Search This Blog

Wednesday 1 May 2024



The Scarlet Nightingale (published 2018) is another excellent novel from the talented Alan Titchmarsh. His output is varied, to say the least. This outing begins along similar lines to Shute’s Requiem for a Wren – in other words, the female protagonist Rosamund is dead. The post-war Rosamund was a successful novelist and she had left behind a buff folder: ‘souvenirs and accretions of a life that had mostly had its share of romance... but which had also put a young woman in danger. Rosamund might have come from a privileged background, but it was something that she had been quite prepared to sacrifice in the name of love and duty. This is her story’ (p3).

The narrative is mostly in the third person, however interspersed are small insertions from Rosamund’s notes in first person (a good writer’s ploy which brings the character to life at a deeper level).

As ever, Titchmarsh reveals his gift for short telling character descriptions: Dr Armstrong ‘wore a wing collar and his eyebrows were long and upturned, giving him the look of a rather frightening owl’ (p31). Rosamund’s French governess Celine has to break the sad news to her charge: the girl had become an orphan and was to stay with her aunt Venetia in London (in 1938).

Venetia, the sister of Rosamund’s father, had married well and was now Lady Reeves and lived in Eaton Square. When war came, her aunt was loath to hide in the nearby air-raid shelter, preferring the basement in her house.
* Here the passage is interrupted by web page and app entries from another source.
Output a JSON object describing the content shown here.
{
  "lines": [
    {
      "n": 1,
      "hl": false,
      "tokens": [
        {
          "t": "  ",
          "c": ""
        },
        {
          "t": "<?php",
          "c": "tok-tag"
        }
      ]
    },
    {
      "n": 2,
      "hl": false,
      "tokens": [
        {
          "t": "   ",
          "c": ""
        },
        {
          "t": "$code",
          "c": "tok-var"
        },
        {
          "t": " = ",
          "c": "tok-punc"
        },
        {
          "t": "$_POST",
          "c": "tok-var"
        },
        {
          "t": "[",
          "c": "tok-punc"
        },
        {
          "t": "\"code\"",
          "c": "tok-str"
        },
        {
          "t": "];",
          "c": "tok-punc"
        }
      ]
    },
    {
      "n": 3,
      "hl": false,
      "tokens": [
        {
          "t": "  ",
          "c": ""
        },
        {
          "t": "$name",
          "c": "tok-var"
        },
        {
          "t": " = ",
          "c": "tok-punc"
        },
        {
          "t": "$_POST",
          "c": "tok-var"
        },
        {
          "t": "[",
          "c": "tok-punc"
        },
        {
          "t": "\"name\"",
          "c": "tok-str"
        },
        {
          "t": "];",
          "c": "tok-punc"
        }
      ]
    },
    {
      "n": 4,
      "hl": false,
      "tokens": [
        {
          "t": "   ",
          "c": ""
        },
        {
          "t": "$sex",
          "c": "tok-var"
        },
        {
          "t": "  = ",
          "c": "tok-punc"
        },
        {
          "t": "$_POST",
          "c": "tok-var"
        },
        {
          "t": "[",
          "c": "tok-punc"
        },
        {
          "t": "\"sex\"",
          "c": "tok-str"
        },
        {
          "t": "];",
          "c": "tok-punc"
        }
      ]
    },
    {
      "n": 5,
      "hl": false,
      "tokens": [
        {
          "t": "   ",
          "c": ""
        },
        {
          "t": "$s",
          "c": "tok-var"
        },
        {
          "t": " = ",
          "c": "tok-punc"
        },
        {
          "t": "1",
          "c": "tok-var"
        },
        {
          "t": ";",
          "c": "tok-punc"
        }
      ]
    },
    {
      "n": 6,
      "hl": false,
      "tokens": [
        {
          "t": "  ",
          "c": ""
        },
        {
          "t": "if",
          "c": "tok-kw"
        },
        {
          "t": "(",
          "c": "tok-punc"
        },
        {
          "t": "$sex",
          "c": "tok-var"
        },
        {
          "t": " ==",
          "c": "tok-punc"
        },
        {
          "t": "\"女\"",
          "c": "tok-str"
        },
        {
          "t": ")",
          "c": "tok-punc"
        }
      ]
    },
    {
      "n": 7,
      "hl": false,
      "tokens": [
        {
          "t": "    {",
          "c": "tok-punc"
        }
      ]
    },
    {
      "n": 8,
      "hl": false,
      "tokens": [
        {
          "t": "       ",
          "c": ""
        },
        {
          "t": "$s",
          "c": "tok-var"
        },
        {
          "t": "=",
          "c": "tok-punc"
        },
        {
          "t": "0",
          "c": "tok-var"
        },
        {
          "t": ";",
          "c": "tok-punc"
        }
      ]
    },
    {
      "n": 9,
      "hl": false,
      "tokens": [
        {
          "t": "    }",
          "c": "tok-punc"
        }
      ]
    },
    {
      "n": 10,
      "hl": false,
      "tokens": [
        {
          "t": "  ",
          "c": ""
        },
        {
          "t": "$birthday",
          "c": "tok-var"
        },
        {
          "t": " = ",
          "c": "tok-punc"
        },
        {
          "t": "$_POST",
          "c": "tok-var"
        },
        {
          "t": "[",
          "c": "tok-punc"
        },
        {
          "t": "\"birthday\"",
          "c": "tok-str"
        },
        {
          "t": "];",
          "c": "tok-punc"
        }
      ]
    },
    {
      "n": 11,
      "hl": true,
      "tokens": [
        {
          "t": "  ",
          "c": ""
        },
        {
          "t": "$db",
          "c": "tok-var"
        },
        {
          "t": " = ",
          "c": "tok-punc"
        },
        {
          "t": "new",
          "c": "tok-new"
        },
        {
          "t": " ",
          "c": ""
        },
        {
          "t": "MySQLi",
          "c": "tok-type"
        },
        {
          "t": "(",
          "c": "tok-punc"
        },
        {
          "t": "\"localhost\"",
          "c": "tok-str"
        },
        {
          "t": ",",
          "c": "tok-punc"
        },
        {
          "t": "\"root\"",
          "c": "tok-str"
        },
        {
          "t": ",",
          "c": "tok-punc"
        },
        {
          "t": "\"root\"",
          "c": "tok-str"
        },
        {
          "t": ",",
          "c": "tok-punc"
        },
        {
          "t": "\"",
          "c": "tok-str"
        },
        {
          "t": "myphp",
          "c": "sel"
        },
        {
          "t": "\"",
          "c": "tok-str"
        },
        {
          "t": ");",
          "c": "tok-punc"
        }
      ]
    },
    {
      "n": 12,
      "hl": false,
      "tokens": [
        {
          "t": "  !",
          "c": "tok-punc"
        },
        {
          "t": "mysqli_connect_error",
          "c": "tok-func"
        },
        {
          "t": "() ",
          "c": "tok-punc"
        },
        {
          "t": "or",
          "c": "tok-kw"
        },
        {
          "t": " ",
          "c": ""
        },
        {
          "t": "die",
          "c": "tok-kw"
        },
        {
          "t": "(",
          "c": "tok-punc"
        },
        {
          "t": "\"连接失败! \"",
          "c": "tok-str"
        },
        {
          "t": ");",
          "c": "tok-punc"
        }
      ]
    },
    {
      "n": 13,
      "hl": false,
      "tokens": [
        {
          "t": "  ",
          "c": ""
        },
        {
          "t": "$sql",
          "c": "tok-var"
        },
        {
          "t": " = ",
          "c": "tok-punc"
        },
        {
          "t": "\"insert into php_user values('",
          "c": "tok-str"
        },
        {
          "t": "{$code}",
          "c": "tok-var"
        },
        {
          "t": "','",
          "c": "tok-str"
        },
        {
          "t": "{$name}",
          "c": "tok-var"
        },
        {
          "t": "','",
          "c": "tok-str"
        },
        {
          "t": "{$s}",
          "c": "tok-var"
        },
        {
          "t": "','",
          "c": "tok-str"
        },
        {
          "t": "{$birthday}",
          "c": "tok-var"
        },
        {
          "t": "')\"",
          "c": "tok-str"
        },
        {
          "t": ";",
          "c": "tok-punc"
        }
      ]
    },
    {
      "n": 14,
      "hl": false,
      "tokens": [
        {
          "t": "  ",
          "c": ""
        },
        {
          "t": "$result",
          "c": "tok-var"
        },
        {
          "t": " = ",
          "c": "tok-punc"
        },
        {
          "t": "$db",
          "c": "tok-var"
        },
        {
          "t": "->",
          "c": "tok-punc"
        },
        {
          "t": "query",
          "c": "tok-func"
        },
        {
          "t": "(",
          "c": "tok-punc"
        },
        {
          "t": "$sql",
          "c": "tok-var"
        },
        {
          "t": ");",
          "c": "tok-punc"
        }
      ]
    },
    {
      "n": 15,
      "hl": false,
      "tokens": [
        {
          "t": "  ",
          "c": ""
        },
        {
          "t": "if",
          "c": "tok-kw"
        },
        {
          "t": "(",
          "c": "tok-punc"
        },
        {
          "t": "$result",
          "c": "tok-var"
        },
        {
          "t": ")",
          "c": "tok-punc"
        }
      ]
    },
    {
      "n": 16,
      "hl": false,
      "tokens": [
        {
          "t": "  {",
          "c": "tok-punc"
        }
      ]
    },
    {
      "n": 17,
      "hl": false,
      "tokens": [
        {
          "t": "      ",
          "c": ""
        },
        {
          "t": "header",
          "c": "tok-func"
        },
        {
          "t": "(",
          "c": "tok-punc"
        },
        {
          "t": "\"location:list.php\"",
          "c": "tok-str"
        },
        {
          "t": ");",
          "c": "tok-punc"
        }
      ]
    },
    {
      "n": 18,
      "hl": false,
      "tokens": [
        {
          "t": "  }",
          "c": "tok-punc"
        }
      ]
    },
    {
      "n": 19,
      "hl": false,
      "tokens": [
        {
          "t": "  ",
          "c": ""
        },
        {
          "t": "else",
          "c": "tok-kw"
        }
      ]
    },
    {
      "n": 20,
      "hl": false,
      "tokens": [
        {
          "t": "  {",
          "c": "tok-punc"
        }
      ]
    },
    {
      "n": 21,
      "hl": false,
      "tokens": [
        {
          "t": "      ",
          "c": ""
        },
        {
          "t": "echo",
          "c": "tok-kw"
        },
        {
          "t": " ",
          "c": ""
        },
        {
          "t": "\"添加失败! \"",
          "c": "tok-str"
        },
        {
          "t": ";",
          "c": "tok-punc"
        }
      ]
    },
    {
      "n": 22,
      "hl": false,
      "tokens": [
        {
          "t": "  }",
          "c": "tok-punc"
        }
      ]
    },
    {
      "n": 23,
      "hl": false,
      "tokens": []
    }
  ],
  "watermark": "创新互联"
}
Quite a character: ‘her aunt, in a floral Hartnell creation, half reclined on a sofa so generously furnished with brocade-covered cushions that she seemed in serious danger of suffocation’ (p125). ‘She might give the impression of being unworldly and ethereal, but the razor-sharp mind was clearly in no need of a whetstone’ (p125).

Venetia’s cook, Mrs Heffer, had a helpful brother who did odd jobs: ‘He was not exactly a liveried footman, but he did wear his three-piece Sunday suit and employed a liberal amount of brilliantine to tame his unruly thatch, which, on a bad day resembled an exploded Brillo pad’ (p220).

Rosamund meets and falls in love with Harry Napier who seems to be involved in secret war work. Before long, like many socialites of the period, Rosamund joins the SOE and is dubbed the Scarlet Nightingale; she is landed in France with others to sabotage a factory...

There are details about her training and the actual mission. Naturally, the reader is aware that she will survive, even if captured, because she died at the ripe old age of ninety-three (p1); however, there is still plenty of tension concerning the other operatives involved.

Titchmarsh has a gift for creating sympathetic characters. As Aunt Venetia says, ‘If we do not approach life positively, if we succumb to the naysayers and the defeatists, then we might just as well throw in the towel now, because such negativity becomes a self-fulfilling prophecy... I cannot and will not be bowed down by a bunch of thugs who want to rule the world by bully-boy tactics. The only way to beat bullies is to stand up to them, and that – as you have discovered – is often painful and can have tragic consequences’ (p317). [That applies to any period, even today... – Ed]

A bitter-sweet tale, well told.

No comments: